They talked, they laughed but when the next song came around scarlet dress interrupted and Hilda, clearly having been told off, went back to her friends table. “A couple songs later, he comes up to me and asks me to dance again. I sort of said you know, ‘What about your girlfriend?’ meaning the lady in the red dress but he said that he wasn’t there with anyone tonight.” They danced together the rest of the evening and when the lights came on and the band packed down, both of them had outlasted the bus services for the night. The sailor, Leonard Fletcher, offered to walk Hilda home despite him living 11 kilometres in the opposite direction. “He walked me to my front gate and asked if I would meet him for tea the next afternoon in Windsor Park. It was then I twigged that he lived all the way in Windsor and had missed the last bus home to keep dancing with me,” she says with a glow still evident in her face despite the night being over half a century ago.
A whirlwind six weeks later, they were Mr and Mrs Fletcher. A small, tasteful ceremony in Windsor Park before Len had to go back to the navy ensured that Hilda would wait for her man, wait for their future together. In 1948 they welcomes the first of their three sons, Barry, and in the lead up to the turn of the decade Len asked his wife if she would consider emigrating to Australia. He had been stationed there during the war and had fallen in love with the carefree, sun loving lifestyle that those down-under enjoyed. Hilda, still filled with the sense of adventure that took her to Italy, agreed and in the summer of 1950 the small family found themselves aboard a refurbished troop carrier heading to the warmer shores of Sydney, like so many English ancestors before them. They struggled, they grew, they became successful and together they started a legacy of three sons, 12 grandchildren, 16 great grandchildren and 11 great-great grandchildren. A very happy marriage that lasted 64 years until Len’s unfortunate passing in 2011.
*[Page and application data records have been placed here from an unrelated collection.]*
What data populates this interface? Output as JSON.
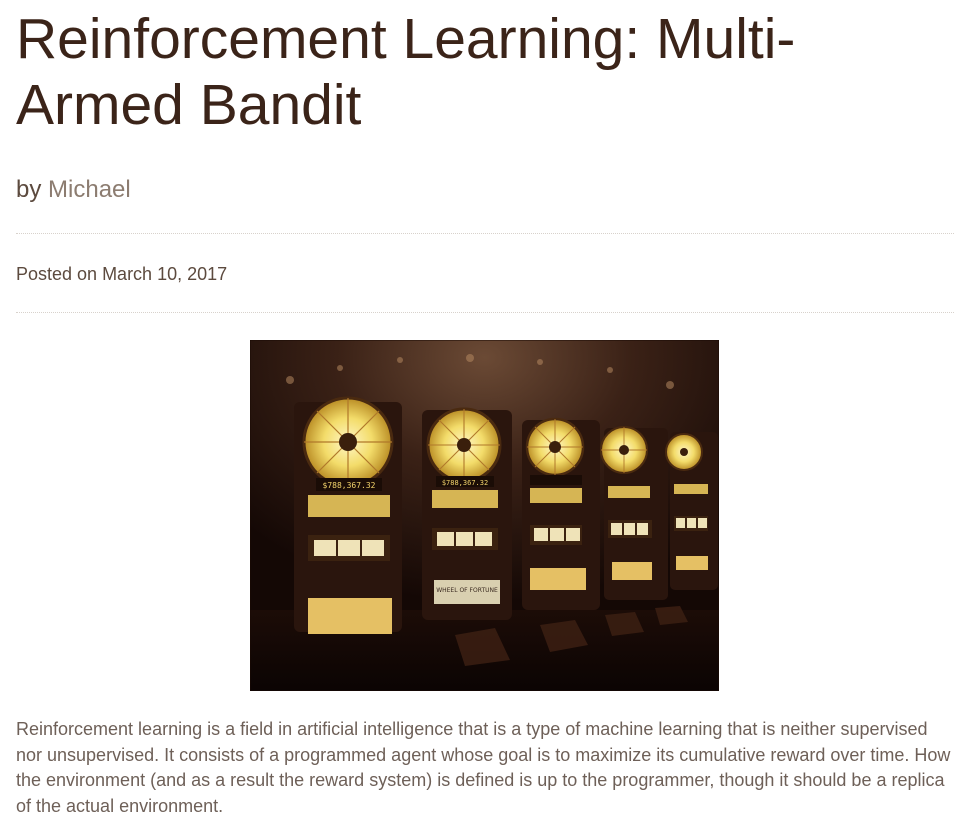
{
  "post": {
    "title": "Reinforcement Learning: Multi-Armed Bandit",
    "by_label": "by",
    "author": "Michael",
    "posted_on": "Posted on March 10, 2017",
    "paragraph": "Reinforcement learning is a field in artificial intelligence that is a type of machine learning that is neither supervised nor unsupervised. It consists of a programmed agent whose goal is to maximize its cumulative reward over time. How the environment (and as a result the reward system) is defined is up to the programmer, though it should be a replica of the actual environment."
  },
  "image": {
    "subject": "slot machines in a casino row",
    "jackpot_readout": "$788,367.32",
    "machine_sign": "WHEEL OF FORTUNE"
  },
  "colors": {
    "title": "#3b2419",
    "text": "#5c4a3e",
    "author_link": "#8c7c70",
    "rule": "#d8d2cc"
  }
}
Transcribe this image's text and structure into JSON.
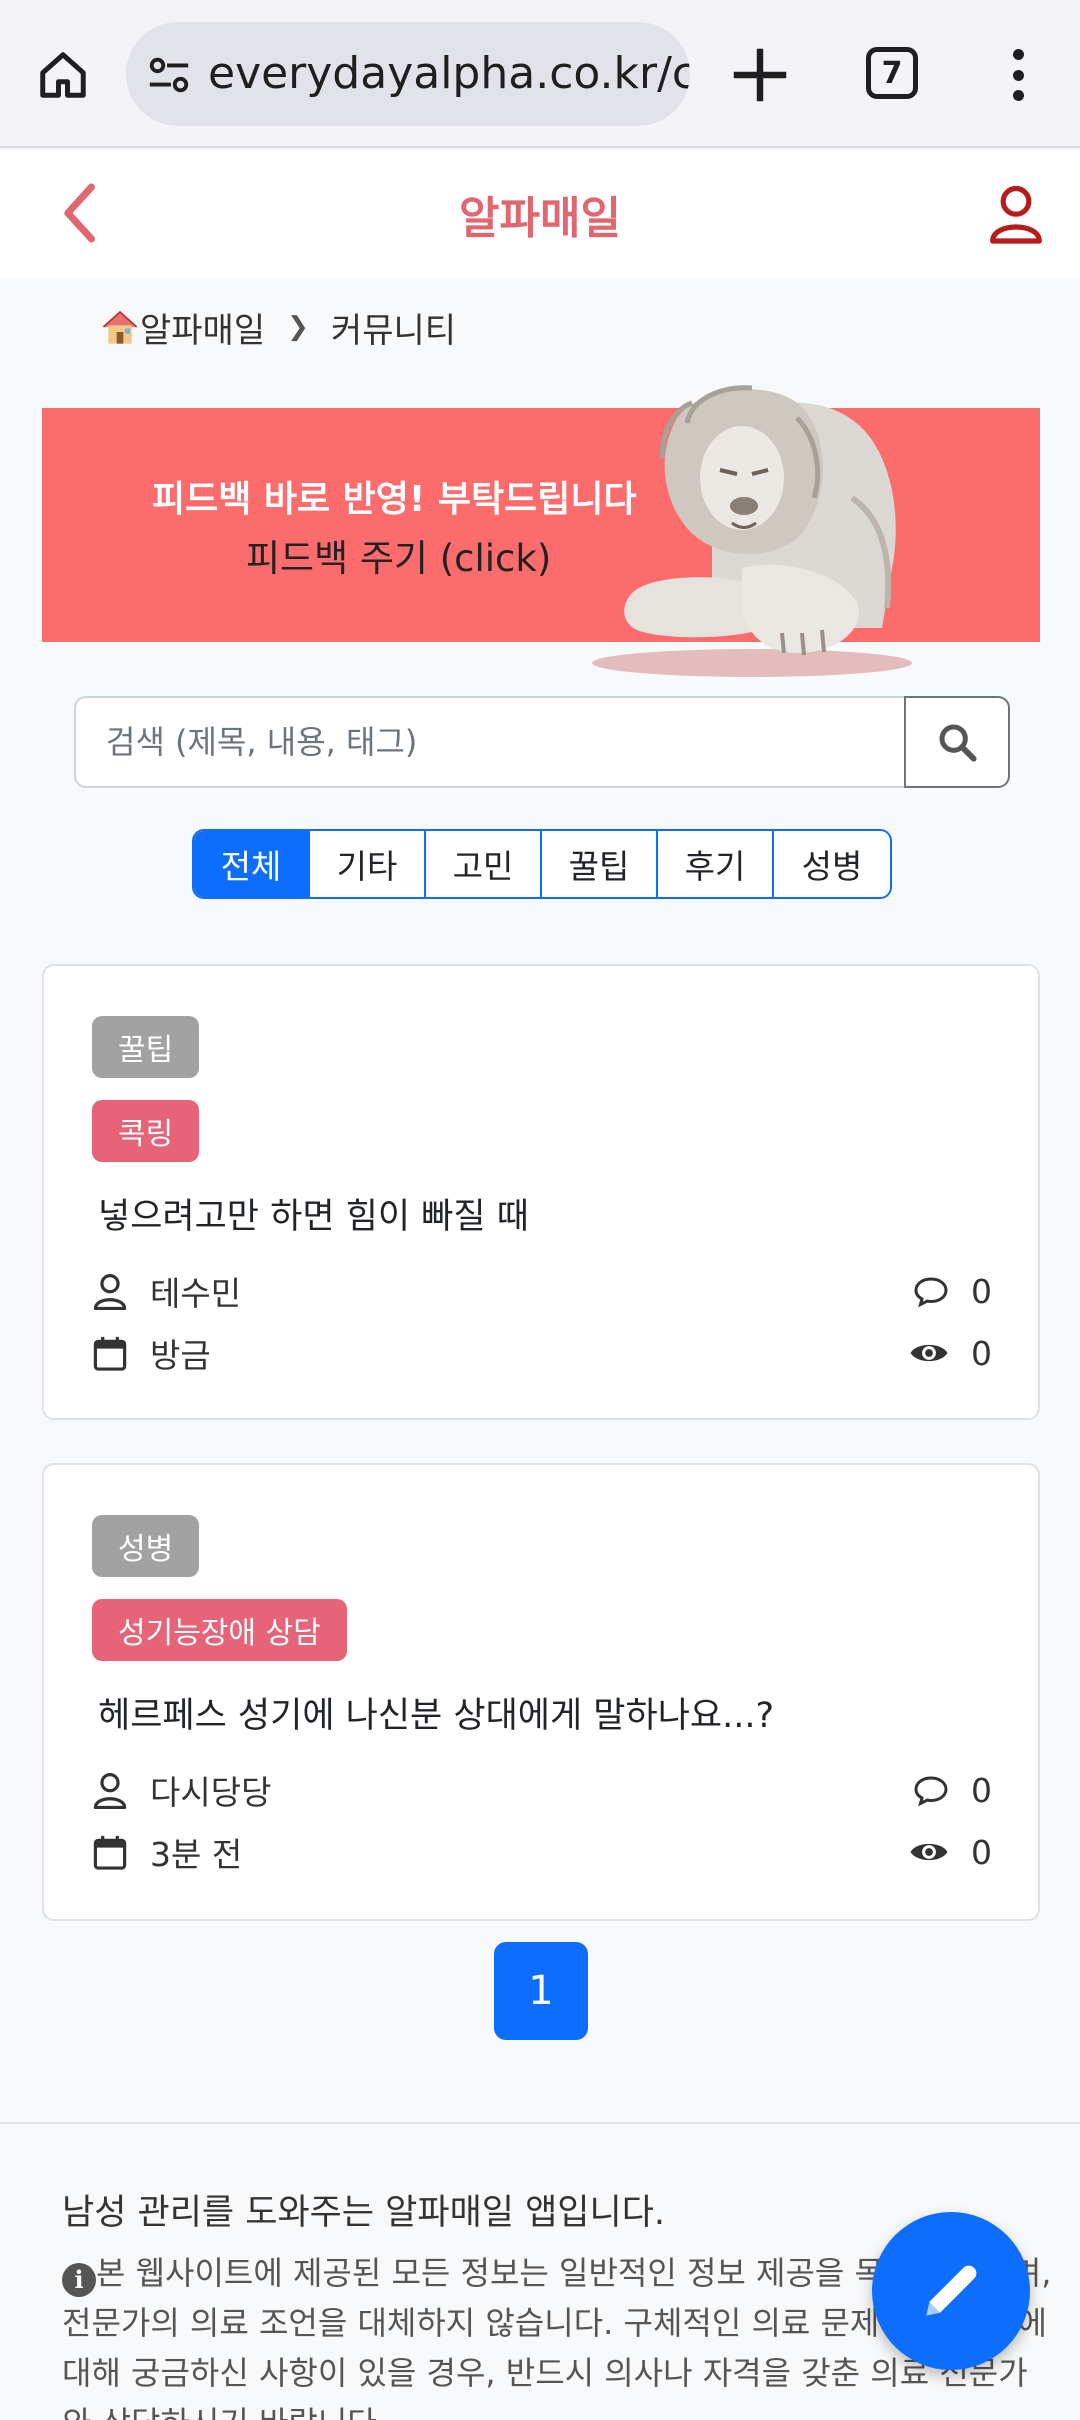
{
  "browser": {
    "url": "everydayalpha.co.kr/c",
    "tab_count": "7"
  },
  "header": {
    "title": "알파매일"
  },
  "breadcrumb": {
    "home": "알파매일",
    "current": "커뮤니티"
  },
  "banner": {
    "line1": "피드백 바로 반영! 부탁드립니다",
    "line2": "피드백 주기 (click)"
  },
  "search": {
    "placeholder": "검색 (제목, 내용, 태그)"
  },
  "categories": [
    "전체",
    "기타",
    "고민",
    "꿀팁",
    "후기",
    "성병"
  ],
  "posts": [
    {
      "category": "꿀팁",
      "tag": "콕링",
      "title": "넣으려고만 하면 힘이 빠질 때",
      "author": "테수민",
      "time": "방금",
      "comments": "0",
      "views": "0"
    },
    {
      "category": "성병",
      "tag": "성기능장애 상담",
      "title": "헤르페스 성기에 나신분 상대에게 말하나요...?",
      "author": "다시당당",
      "time": "3분 전",
      "comments": "0",
      "views": "0"
    }
  ],
  "pagination": {
    "current": "1"
  },
  "footer": {
    "description": "남성 관리를 도와주는 알파매일 앱입니다.",
    "notice": "본 웹사이트에 제공된 모든 정보는 일반적인 정보 제공을 목적으로 하며, 전문가의 의료 조언을 대체하지 않습니다. 구체적인 의료 문제나 증상 등에 대해 궁금하신 사항이 있을 경우, 반드시 의사나 자격을 갖춘 의료 전문가와 상담하시기 바랍니다."
  },
  "colors": {
    "brand": "#e0676f",
    "primary": "#0d6efd",
    "banner": "#fd6c6c",
    "badge_gray": "#a2a2a2",
    "badge_pink": "#e76377"
  }
}
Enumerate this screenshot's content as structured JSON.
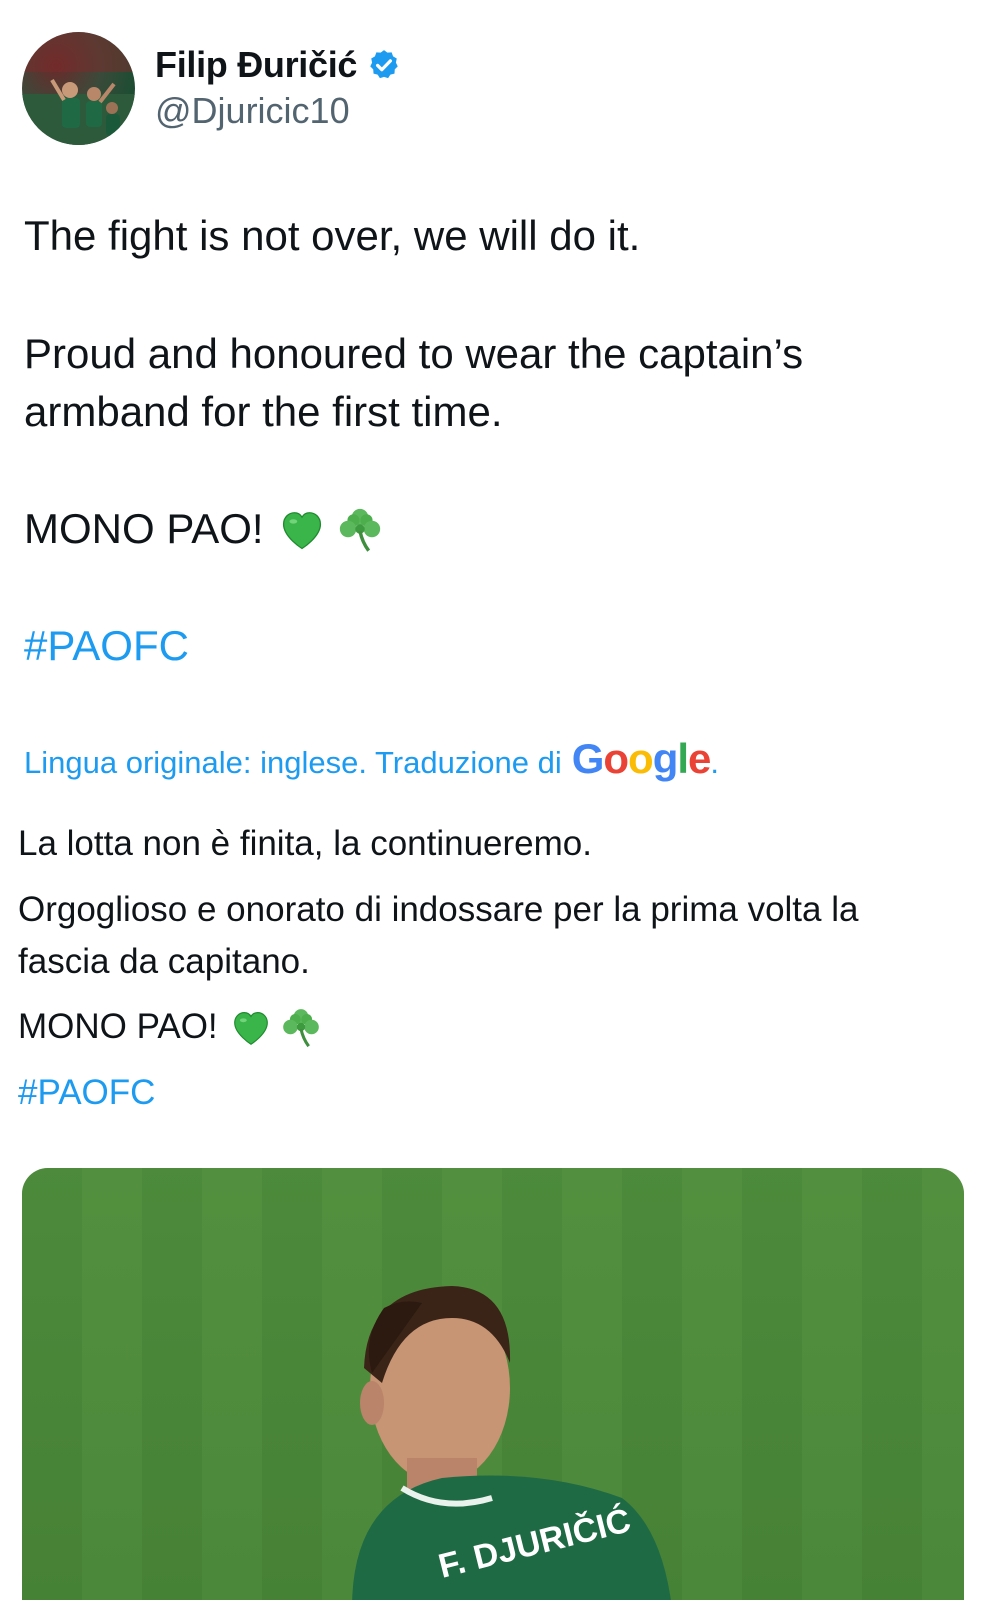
{
  "author": {
    "display_name": "Filip Đuričić",
    "handle": "@Djuricic10",
    "verified": true,
    "avatar_icon": "profile-photo"
  },
  "tweet": {
    "line1": "The fight is not over, we will do it.",
    "line2": "Proud and honoured to wear the captain’s\narmband for the first time.",
    "line3": "MONO PAO!",
    "hashtag": "#PAOFC",
    "emojis": [
      "green-heart-emoji",
      "shamrock-emoji"
    ]
  },
  "translation": {
    "note": "Lingua originale: inglese. Traduzione di",
    "provider": "Google",
    "period": ".",
    "line1": "La lotta non è finita, la continueremo.",
    "line2": "Orgoglioso e onorato di indossare per la prima volta la\nfascia da capitano.",
    "line3": "MONO PAO!",
    "hashtag": "#PAOFC"
  },
  "media": {
    "jersey_text": "F. DJURIČIĆ"
  },
  "colors": {
    "link": "#1d9bf0",
    "text": "#0f1419",
    "secondary": "#536471",
    "verified": "#1d9bf0"
  }
}
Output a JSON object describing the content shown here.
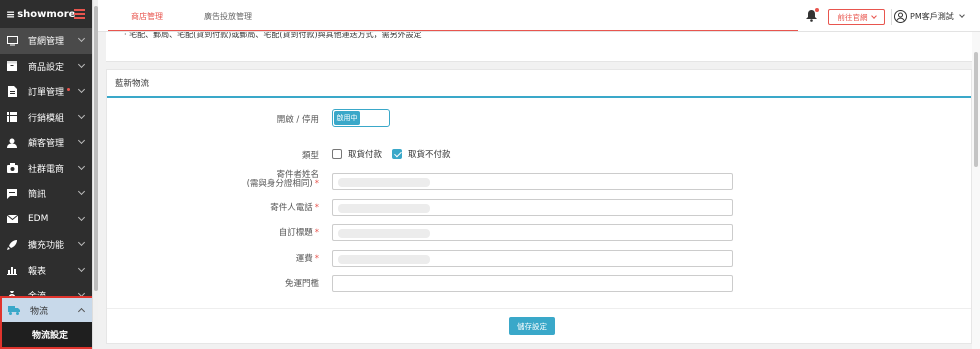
{
  "sidebar": {
    "logo": "showmore",
    "items": [
      {
        "label": "官網管理",
        "icon": "monitor-icon",
        "has_chevron": true
      },
      {
        "label": "商品設定",
        "icon": "box-icon",
        "has_chevron": true
      },
      {
        "label": "訂單管理",
        "icon": "document-icon",
        "has_chevron": true,
        "badge_dot": true
      },
      {
        "label": "行銷模組",
        "icon": "grid-icon",
        "has_chevron": true
      },
      {
        "label": "顧客管理",
        "icon": "person-icon",
        "has_chevron": true
      },
      {
        "label": "社群電商",
        "icon": "camera-icon",
        "has_chevron": true
      },
      {
        "label": "簡訊",
        "icon": "chat-icon",
        "has_chevron": true
      },
      {
        "label": "EDM",
        "icon": "mail-icon",
        "has_chevron": true
      },
      {
        "label": "擴充功能",
        "icon": "rocket-icon",
        "has_chevron": true
      },
      {
        "label": "報表",
        "icon": "bar-chart-icon",
        "has_chevron": true
      },
      {
        "label": "金流",
        "icon": "money-bag-icon",
        "has_chevron": true
      }
    ],
    "active_item": {
      "label": "物流",
      "icon": "truck-icon"
    },
    "submenu": {
      "label": "物流設定"
    }
  },
  "topbar": {
    "tabs": [
      {
        "label": "商店管理",
        "active": true
      },
      {
        "label": "廣告投放管理",
        "active": false
      }
    ],
    "store_button": "前往官網",
    "user_name": "PM客戶測試"
  },
  "notice": {
    "text": "‧ 宅配、郵局、宅配(貨到付款)或郵局、宅配(貨到付款)與其他運送方式，需另外設定"
  },
  "form": {
    "section_title": "藍新物流",
    "enable_label": "開啟 / 停用",
    "toggle_on_label": "啟用中",
    "type_label": "類型",
    "type_options": [
      {
        "label": "取貨付款",
        "checked": false
      },
      {
        "label": "取貨不付款",
        "checked": true
      }
    ],
    "sender_name_label_line1": "寄件者姓名",
    "sender_name_label_line2": "(需與身分證相同)",
    "sender_phone_label": "寄件人電話",
    "custom_title_label": "自訂標題",
    "shipping_fee_label": "運費",
    "free_shipping_label": "免運門檻",
    "required_mark": "*",
    "save_button": "儲存設定"
  },
  "colors": {
    "accent": "#e8554e",
    "primary": "#3aa8c9",
    "sidebar_bg": "#2e2e2e",
    "highlight_border": "#e0342d"
  }
}
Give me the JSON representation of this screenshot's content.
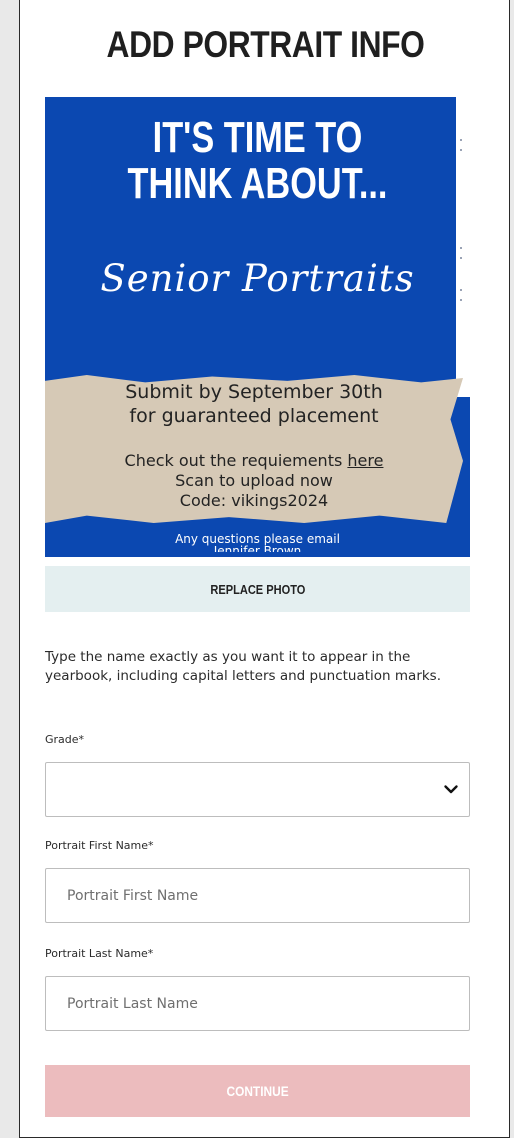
{
  "page": {
    "title": "ADD PORTRAIT INFO"
  },
  "flyer": {
    "headline_line1": "IT'S TIME TO",
    "headline_line2": "THINK ABOUT...",
    "script_text": "Senior Portraits",
    "submit_line1": "Submit by September 30th",
    "submit_line2": "for guaranteed placement",
    "requirements_prefix": "Check out the requiements ",
    "requirements_link": "here",
    "scan_line": "Scan to upload now",
    "code_line": "Code: vikings2024",
    "footer_line1": "Any questions please email",
    "footer_line2": "Jennifer Brown",
    "colors": {
      "background": "#0b48b1",
      "paper": "#d6c9b6"
    }
  },
  "actions": {
    "replace_photo_label": "REPLACE PHOTO",
    "continue_label": "CONTINUE"
  },
  "form": {
    "hint": "Type the name exactly as you want it to appear in the yearbook, including capital letters and punctuation marks.",
    "grade": {
      "label": "Grade*",
      "selected": "",
      "icon": "chevron-down-icon"
    },
    "first_name": {
      "label": "Portrait First Name*",
      "value": "",
      "placeholder": "Portrait First Name"
    },
    "last_name": {
      "label": "Portrait Last Name*",
      "value": "",
      "placeholder": "Portrait Last Name"
    }
  },
  "colors": {
    "continue_disabled": "#ecbcbe",
    "replace_bg": "#e4eff0"
  }
}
Today, Hilda is 97, but isn’t done grabbing life by the horns just yet. The summer storms may still bring back difficult memories, but she retains her cheeky outlook on life and devil-may-care attitude. She plans to take herself home to England to visit her 101 year old sister, Dot, next summer. The past holds no fears for her. Hilda lives her life in the present.